Stored items from a collection
##############################

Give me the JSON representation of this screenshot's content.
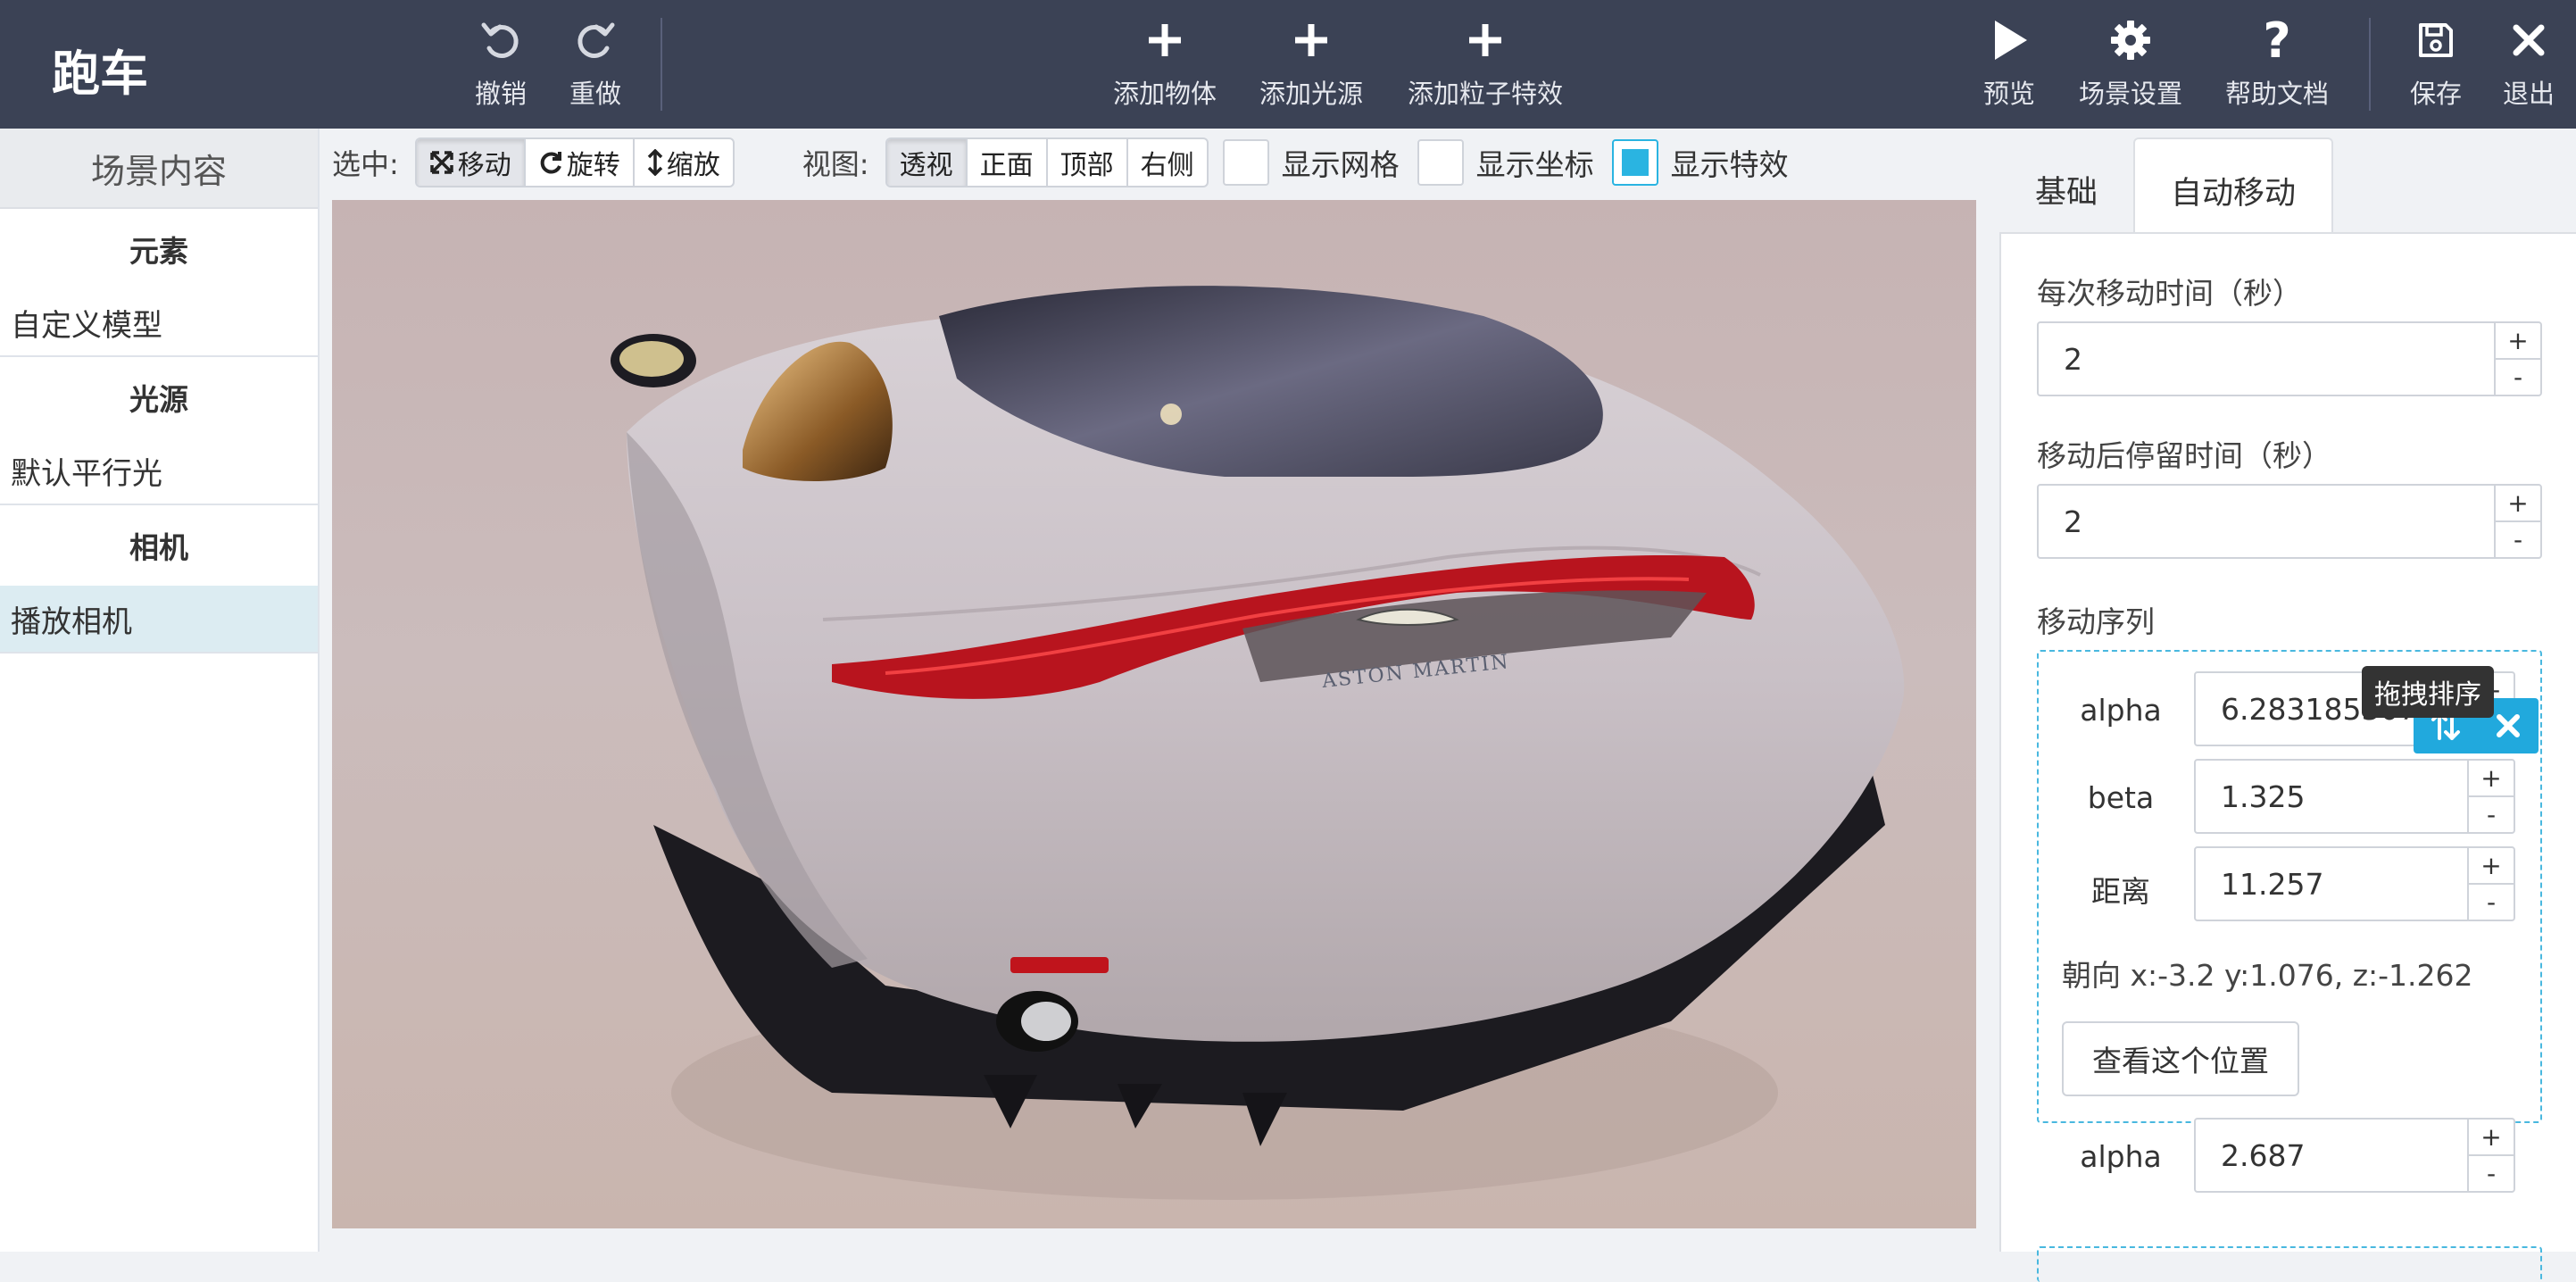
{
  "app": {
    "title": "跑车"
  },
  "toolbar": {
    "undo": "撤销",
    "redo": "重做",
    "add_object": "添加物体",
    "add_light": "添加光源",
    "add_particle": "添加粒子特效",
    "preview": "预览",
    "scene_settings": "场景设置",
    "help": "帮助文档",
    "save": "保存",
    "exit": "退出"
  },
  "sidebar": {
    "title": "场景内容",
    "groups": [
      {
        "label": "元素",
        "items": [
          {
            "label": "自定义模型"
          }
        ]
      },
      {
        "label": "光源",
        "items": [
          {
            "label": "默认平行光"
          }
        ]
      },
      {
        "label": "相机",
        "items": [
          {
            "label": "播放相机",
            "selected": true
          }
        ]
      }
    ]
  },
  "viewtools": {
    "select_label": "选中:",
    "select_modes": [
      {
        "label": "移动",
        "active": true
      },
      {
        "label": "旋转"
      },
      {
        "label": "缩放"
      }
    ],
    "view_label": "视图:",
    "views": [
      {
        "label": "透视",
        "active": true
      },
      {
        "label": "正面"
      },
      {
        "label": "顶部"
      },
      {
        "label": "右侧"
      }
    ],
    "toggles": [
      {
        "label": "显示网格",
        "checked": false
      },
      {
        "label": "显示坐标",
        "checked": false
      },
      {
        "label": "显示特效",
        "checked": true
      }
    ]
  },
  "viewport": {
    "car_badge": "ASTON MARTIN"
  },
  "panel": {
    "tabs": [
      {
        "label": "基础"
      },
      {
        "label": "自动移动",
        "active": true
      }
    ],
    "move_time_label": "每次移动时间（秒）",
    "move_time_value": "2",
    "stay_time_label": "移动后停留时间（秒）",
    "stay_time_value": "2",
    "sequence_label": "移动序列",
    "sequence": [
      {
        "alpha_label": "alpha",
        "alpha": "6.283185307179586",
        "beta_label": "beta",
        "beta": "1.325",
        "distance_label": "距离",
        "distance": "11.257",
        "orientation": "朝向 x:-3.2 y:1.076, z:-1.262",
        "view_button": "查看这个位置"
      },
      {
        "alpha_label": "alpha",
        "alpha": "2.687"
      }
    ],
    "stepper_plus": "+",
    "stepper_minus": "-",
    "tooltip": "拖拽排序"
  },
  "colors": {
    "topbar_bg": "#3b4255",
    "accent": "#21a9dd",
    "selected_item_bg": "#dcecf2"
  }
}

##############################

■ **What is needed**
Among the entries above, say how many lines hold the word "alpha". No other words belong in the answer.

■ **Answer to this task**
4